The difficulty is further exacerbated if you’re still using paper-based onboarding, leaving administrators and advisors scrambling to get all the right forms in order, spending more time and money on clerical work and reducing client satisfaction. Adjusting the onboarding process for the new Fiduciary Rule is more than just adding a BICE, it’s about adding a new layer to the foundation of the customer lifecycle that paves the way for future success.
Advisors need to come up with specific financial plans for each client and make sure that their advice doesn’t carry a hint of a conflict of interest, which is going to require a lot more data and insight into client’s financial records and personal financial goals. Onboarding is the ideal phase to integrate this, rather than making it a separate step or another hoop for clients to jump through.
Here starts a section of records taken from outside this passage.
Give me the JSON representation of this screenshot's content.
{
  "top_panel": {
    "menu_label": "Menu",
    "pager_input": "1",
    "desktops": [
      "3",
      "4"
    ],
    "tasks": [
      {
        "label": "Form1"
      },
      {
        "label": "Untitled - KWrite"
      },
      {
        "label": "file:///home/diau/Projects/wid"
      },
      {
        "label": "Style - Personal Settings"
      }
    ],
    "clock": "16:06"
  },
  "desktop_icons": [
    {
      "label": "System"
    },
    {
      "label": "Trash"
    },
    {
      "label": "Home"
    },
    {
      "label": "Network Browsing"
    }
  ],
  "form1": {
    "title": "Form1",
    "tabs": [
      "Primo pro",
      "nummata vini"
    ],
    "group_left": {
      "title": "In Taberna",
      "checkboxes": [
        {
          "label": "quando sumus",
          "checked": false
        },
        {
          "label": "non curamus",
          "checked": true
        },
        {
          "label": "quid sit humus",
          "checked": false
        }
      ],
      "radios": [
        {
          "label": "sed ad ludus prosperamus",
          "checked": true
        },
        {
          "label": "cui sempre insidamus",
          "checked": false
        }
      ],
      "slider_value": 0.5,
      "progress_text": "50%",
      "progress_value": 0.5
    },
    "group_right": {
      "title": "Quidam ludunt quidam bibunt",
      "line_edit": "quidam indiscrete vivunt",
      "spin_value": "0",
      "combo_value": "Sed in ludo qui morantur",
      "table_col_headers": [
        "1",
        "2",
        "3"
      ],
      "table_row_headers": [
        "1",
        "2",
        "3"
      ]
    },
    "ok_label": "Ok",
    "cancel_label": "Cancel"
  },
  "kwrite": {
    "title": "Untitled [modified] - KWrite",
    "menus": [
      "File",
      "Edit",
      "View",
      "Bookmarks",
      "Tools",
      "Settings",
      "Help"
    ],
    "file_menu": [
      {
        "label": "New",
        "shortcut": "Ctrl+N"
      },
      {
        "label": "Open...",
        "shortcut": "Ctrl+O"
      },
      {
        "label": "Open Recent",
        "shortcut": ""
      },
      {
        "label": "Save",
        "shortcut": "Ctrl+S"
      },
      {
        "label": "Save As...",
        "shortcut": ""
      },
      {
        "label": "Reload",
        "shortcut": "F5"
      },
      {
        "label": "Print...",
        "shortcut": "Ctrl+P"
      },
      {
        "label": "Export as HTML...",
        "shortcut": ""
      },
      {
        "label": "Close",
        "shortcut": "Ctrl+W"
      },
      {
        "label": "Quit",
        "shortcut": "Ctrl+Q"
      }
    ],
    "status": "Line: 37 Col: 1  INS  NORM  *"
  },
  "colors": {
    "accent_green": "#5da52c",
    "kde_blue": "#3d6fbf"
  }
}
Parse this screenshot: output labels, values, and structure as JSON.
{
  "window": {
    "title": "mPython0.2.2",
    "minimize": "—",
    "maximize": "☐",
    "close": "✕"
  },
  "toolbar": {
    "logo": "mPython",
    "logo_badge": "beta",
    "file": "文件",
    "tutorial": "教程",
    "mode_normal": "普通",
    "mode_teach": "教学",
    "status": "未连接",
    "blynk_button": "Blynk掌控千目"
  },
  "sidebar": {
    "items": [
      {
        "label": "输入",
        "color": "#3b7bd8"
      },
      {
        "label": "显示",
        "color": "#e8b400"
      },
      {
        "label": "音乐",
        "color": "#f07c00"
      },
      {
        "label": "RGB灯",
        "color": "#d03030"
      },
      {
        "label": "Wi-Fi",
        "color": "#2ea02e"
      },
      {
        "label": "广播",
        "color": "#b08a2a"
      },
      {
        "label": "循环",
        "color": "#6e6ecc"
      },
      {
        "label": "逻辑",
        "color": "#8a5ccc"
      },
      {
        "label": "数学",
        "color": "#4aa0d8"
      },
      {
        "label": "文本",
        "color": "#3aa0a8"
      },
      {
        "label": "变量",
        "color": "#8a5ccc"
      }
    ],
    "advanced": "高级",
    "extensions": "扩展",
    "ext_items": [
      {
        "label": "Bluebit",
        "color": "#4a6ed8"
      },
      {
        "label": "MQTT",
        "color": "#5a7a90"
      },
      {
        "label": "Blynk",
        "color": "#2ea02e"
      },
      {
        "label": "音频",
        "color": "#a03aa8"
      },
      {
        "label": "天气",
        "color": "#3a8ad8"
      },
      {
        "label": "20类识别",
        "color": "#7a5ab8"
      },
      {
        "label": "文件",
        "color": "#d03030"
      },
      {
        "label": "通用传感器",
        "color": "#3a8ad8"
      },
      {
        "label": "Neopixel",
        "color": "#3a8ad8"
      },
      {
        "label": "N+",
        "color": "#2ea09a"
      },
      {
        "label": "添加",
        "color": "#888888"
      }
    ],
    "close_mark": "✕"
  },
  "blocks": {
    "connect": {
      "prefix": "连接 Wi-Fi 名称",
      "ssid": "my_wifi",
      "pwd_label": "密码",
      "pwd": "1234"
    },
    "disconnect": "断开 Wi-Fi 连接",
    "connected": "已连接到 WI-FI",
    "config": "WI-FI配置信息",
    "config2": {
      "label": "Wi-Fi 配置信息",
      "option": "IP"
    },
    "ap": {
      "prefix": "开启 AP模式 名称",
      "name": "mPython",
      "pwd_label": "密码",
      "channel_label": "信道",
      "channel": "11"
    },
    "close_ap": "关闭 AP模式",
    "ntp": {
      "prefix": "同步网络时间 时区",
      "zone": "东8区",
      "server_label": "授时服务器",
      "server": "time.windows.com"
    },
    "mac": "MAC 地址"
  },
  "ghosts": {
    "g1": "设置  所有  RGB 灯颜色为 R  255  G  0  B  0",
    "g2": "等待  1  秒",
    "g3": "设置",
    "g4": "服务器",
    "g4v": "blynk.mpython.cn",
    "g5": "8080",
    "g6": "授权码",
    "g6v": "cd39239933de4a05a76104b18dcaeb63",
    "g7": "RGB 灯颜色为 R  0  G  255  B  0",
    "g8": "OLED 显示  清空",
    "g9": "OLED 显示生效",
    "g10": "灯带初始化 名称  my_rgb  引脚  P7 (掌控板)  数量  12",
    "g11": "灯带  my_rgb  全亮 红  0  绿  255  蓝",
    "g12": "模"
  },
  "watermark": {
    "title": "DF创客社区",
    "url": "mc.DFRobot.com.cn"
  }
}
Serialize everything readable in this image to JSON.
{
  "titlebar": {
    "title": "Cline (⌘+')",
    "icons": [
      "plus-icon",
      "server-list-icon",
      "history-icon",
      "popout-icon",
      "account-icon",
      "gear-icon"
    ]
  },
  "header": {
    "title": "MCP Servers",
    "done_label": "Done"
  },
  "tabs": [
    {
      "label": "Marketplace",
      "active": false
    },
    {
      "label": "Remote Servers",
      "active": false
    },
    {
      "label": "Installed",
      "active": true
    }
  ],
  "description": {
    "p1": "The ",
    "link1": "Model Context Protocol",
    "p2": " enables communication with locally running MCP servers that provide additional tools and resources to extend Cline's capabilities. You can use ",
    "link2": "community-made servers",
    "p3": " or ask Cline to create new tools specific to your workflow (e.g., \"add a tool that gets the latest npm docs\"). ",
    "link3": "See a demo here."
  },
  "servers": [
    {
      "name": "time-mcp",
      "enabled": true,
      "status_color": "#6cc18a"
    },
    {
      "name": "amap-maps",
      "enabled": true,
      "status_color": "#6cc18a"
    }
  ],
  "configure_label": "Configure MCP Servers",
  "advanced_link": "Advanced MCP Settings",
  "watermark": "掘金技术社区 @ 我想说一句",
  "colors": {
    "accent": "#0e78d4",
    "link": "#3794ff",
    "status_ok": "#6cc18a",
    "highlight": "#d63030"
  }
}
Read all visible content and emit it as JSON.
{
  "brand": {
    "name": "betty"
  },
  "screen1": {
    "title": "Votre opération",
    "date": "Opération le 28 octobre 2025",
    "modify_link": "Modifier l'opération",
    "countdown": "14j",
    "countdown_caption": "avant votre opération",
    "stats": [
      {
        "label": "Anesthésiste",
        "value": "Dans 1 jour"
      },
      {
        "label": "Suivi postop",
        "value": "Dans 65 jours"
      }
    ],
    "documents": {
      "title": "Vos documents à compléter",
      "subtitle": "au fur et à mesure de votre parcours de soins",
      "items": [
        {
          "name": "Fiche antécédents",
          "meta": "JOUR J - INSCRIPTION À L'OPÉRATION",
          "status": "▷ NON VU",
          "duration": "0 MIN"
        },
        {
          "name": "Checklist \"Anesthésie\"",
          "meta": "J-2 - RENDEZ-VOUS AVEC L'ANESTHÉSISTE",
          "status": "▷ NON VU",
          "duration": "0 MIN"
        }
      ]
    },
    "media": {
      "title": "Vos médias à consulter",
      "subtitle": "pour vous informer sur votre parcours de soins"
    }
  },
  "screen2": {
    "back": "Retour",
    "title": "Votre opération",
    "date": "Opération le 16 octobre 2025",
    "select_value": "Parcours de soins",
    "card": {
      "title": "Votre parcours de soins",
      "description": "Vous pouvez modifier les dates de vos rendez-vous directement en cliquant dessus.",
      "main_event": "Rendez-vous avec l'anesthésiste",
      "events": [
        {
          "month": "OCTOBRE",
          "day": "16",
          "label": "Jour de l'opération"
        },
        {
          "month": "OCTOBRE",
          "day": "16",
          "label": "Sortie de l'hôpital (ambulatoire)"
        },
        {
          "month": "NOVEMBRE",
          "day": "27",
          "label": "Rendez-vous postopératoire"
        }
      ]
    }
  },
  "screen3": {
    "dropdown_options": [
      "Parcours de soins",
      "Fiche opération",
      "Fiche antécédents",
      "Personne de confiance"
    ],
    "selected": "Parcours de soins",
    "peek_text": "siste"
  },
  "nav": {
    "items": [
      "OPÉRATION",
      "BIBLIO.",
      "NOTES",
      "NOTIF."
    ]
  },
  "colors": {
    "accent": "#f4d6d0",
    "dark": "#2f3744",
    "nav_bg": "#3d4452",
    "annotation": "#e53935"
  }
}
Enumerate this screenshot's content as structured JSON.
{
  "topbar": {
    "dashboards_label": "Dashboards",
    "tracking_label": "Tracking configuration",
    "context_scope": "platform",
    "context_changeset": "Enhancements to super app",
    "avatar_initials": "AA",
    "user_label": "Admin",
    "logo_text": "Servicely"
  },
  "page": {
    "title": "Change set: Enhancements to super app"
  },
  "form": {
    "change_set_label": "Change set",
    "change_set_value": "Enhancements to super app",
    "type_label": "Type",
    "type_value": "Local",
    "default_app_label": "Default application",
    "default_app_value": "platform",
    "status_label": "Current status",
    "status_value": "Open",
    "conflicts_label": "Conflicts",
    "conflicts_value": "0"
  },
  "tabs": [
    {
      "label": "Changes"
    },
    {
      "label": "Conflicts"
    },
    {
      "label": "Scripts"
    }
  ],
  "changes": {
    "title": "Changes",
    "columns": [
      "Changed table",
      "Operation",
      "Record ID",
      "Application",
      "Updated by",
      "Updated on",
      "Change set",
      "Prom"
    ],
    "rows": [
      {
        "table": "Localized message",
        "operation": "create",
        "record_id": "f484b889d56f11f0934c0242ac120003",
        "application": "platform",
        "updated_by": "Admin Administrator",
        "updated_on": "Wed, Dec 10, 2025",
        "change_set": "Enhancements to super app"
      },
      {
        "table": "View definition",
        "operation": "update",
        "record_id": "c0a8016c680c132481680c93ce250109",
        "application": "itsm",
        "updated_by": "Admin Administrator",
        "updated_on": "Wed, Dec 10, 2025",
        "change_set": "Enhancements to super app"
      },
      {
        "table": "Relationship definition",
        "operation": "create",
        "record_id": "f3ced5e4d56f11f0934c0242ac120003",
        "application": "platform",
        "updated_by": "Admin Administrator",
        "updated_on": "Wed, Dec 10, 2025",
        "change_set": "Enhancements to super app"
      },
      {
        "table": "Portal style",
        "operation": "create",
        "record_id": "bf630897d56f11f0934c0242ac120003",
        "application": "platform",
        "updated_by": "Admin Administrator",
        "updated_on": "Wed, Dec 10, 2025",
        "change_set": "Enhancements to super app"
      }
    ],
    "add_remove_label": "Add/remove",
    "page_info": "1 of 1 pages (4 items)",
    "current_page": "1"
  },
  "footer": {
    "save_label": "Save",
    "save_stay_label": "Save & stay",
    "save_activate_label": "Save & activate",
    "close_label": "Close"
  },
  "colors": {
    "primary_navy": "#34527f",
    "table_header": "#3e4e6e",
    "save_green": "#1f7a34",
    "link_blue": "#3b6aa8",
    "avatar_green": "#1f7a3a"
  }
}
Doing the work in the beginning, during the onboarding phase, is much more efficient than scrambling for client data later while advising them.
Channelling your focus into onboarding is not an easy process, especially if you haven’t gone digital yet. If you really want to stay ahead of the new DOL rule, you’ll need to find a technology partner to establish a digital architecture that will not only make the transition to the fiduciary rule smooth for your business, but also improve the client experience. A partner can get you on the path to automation, digitizing documents and automating data transfers, providing omnichannel integration and content access while establishing a seamless customer experience that leaves you on the right side of the DOL.
Streamlining that process can allow you to nip conflicts of interest in the bud, by building compliance into the client lifecycle at the onboarding stage. A platform that automates the onboarding process can allow you the flexibility to tailor each client’s data and stay within compliance regulations in the future as their needs change.
The New Fiduciary Rule Is Not A Burden, It’s An Opportunity
Tom Corra, the Chief Operating Officer for Fidelity Clearing and Custody Solutions, writes that “The best firms are going to utilize the coming of this rule both to comply and to potentially adapt their business to compete in what may be a much different environment moving forward...they’re going to find a combination of processes and technology that will ensure that compliance doesn’t add a tremendous amount of cost to the way they do business today.”
The DOL’s fiduciary rule may be seen as just adding more friction and headaches for your business, but it can also serve as an incentive to find more efficient ways – via new digital software and technology partnerships – to make compliance easier get a few steps ahead of your competition, starting with a more sophisticated, automated onboarding system that will help you weather the fiduciary rule’s storm.
Mike Gardner is the CEO of Agreement Express, an end-to-end client onboarding automation platform for wealth management.